(Assigned task): Please copy each line of the records below that holds the word "Osebno".

(Available data):
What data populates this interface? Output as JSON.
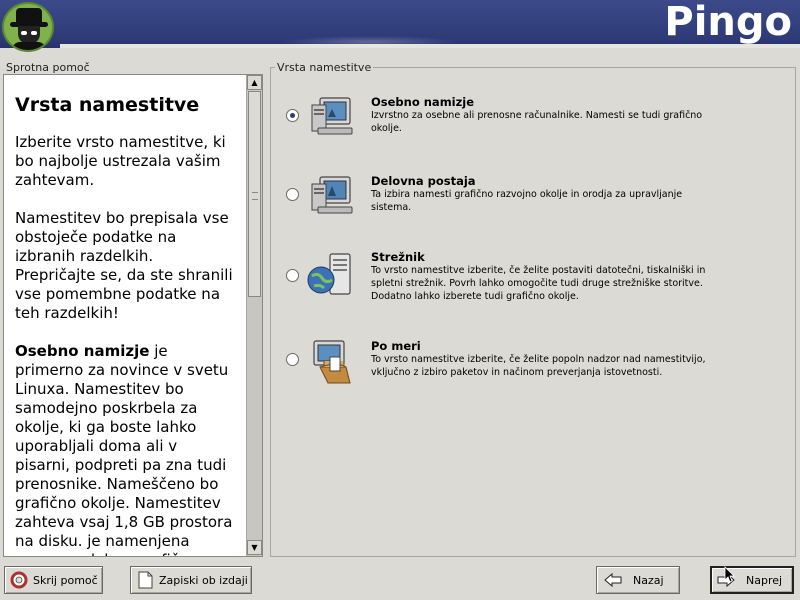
{
  "header": {
    "brand": "Pingo",
    "logo_icon": "shadowman-logo-icon"
  },
  "help": {
    "frame_title": "Sprotna pomoč",
    "heading": "Vrsta namestitve",
    "para1": "Izberite vrsto namestitve, ki bo najbolje ustrezala vašim zahtevam.",
    "para2": "Namestitev bo prepisala vse obstoječe podatke na izbranih razdelkih. Prepričajte se, da ste shranili vse pomembne podatke na teh razdelkih!",
    "para3_bold": "Osebno namizje",
    "para3_rest": " je primerno za novince v svetu Linuxa. Namestitev bo samodejno poskrbela za okolje, ki ga boste lahko uporabljali doma ali v pisarni, podpreti pa zna tudi prenosnike. Nameščeno bo grafično okolje. Namestitev zahteva vsaj 1,8 GB prostora na disku. je namenjena resnemu delu v grafičnem okolju, vključno z razvojnimi"
  },
  "main": {
    "frame_title": "Vrsta namestitve",
    "options": [
      {
        "title": "Osebno namizje",
        "desc": "Izvrstno za osebne ali prenosne računalnike. Namesti se tudi grafično okolje.",
        "selected": true,
        "icon": "personal-desktop-icon"
      },
      {
        "title": "Delovna postaja",
        "desc": "Ta izbira namesti grafično razvojno okolje in orodja za upravljanje sistema.",
        "selected": false,
        "icon": "workstation-icon"
      },
      {
        "title": "Strežnik",
        "desc": "To vrsto namestitve izberite, če želite postaviti datotečni, tiskalniški in spletni strežnik. Povrh lahko omogočite tudi druge strežniške storitve. Dodatno lahko izberete tudi grafično okolje.",
        "selected": false,
        "icon": "server-icon"
      },
      {
        "title": "Po meri",
        "desc": "To vrsto namestitve izberite, če želite popoln nadzor nad namestitvijo, vključno z izbiro paketov in načinom preverjanja istovetnosti.",
        "selected": false,
        "icon": "custom-package-icon"
      }
    ]
  },
  "footer": {
    "hide_help": "Skrij pomoč",
    "release_notes": "Zapiski ob izdaji",
    "back": "Nazaj",
    "next": "Naprej"
  },
  "colors": {
    "banner": "#2e3b78",
    "background": "#dcdad5",
    "radio_dot": "#2b3a7a"
  }
}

(Solved problem):
    "para3_bold": "Osebno namizje",
        "title": "Osebno namizje",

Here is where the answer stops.